I was impressed by Hillary right off the bat. One of the first things she did was to contact all her students' parents in late August, before the children came to school.

The next significant thing she did to establish a positive relationship was to ask her students to fill out an interest inventory. The results of that would help her understand her students and learn about the things that interested them. She would include this information in her daily contacts and lessons. The information she gathered helped enhance and strengthen her relationship with her students.

Those are just a couple things Hillary did to help her -- an outsider in so many ways -- connect with her students.

We were all impressed with Hillary Tavelli. She is an The 7 Habits of Highly Effective People) fifth effective habit, seek first to understand and then to be understood®.

All of us EduCarers know that when children see that their teachers care about them and listen to them, they respond with tremendous respect.


As I saw Hillary, now a Reading Recovery teacher, walk into that crowded boardroom, I reflected on her many significant accomplishments. But one particular caring act she did stands out above all the rest. I will remember that simple act for a lifetime.

One morning, Sandra (not her real name) walked into Mrs. Tavelli's classroom wearing eyeglasses. The fifth grader didn't want to come to school that day. She knew her classmates; and she knew she was in for a big teasing about the new eyeglasses.

When Mrs. Tavelli saw Sandra's new accessories, she attempted to ease the child's fears. She talked caringly, but Sandra wasn't responding. So she got me, the guidance counselor, involved. I talked with Sandra about how special she was. I told her the eyeglasses enhanced her appearance as one of the prettiest girls in our school. I had Sandra call home to talk with her mother. But Sandra wasn't hearing any of it. At the end of the day, Sandra headed home no more comfortable than she started out the day.

Needless to say, Sandra was traumatized. And a night of reflection didn't help. She was none too eager to return to school the next day.

But Mrs. Tavelli had an idea up her sleeve.

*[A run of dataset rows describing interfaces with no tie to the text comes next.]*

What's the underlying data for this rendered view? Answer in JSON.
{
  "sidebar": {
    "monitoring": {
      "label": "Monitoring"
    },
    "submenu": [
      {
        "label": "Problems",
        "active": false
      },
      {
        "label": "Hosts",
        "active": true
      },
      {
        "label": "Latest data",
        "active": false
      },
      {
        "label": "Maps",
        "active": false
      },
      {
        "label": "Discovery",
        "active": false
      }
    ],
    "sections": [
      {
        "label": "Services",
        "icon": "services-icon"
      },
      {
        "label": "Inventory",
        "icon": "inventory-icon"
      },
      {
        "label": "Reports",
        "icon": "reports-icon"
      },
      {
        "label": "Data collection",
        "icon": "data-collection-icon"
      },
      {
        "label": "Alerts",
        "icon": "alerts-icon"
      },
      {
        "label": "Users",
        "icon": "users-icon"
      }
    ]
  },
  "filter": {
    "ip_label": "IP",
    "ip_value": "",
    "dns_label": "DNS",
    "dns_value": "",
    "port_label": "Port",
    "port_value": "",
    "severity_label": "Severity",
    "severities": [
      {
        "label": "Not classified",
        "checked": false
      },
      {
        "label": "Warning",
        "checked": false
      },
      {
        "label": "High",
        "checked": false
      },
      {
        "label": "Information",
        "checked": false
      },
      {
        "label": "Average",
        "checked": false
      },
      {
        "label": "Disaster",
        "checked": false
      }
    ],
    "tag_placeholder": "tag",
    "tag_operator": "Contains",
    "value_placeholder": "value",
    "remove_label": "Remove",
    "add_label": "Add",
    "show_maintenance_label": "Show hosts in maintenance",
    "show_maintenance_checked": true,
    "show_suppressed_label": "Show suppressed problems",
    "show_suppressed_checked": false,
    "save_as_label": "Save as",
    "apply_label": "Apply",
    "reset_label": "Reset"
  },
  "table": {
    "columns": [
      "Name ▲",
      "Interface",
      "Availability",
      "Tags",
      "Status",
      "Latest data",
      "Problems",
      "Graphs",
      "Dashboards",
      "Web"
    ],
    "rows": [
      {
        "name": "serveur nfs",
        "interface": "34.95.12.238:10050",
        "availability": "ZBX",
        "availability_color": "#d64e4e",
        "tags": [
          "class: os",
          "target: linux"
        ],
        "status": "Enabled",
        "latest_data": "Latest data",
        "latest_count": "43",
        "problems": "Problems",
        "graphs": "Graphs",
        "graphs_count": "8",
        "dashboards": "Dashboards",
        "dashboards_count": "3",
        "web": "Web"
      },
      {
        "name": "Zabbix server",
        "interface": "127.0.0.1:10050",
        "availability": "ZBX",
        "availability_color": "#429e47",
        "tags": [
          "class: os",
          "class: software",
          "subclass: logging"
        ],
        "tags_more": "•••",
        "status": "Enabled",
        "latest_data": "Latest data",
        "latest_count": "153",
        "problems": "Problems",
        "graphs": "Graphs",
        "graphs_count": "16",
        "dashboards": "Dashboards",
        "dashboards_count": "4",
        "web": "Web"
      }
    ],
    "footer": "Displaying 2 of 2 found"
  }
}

When Sandra arrived at school the next morning, she was greeted by Hillary Tavelli -- wearing eyeglasses! The teacher had decided to leave her contact lenses home that day. Sandra knew what was up as soon as their lens-covered eyes made contact. She knew immediately how much Mrs. Tavelli cared. She cared enough to perform a simple act that would make a world of difference in one girl's eyes.

That day, Sandra entered the classroom relaxed, confident, and ready to learn. Thanks to a simple act of a caring teacher.

But what about the bigger picture?


I know how Hillary Tavelli's small act impacted Sandra, but I often think about how it affected the other children in that fifth-grade classroom. How did they see their teacher? The teacher who wasn't from their 'hood but who, nonetheless, went above and beyond to connect with them in so many ways.

Surely, all those students saw 20/20 how much Mrs. Tavelli cared. How she reached out to make all of them feel good about themselves.

Do they still remember that simple kind and caring act as vividly as I do? I often wonder. I'm certain that some of them do.

Caring, love, concern, empathy, and a willingness to reach out are characteristics of trusting and meaningful relationships. Mrs. Tavelli responded to a challenging situation in a positive and nurturing way. She chose to exercise the power of a positive attitude. She did what author Dr. Charles Swindoll often talks about. "When a challenge is presented to you," he says, "10 percent is what has been presented, but 90 percent is how you choose to respond to it.

Educarers like Hillary Tavelli are all about getting to know their students, listening to their words and actions, understanding the power of relationships, and conveying the power of a positive attitude.

Way to go, Mrs. Tavelli!! You are a shining example of a great EduCarer!

The Power Is in You!

Carlton Ashby can be emailed at [email protected].

Article by Carlton Ashby Education World®
Copyright © 2008 Education World

Article posted 08/19/2008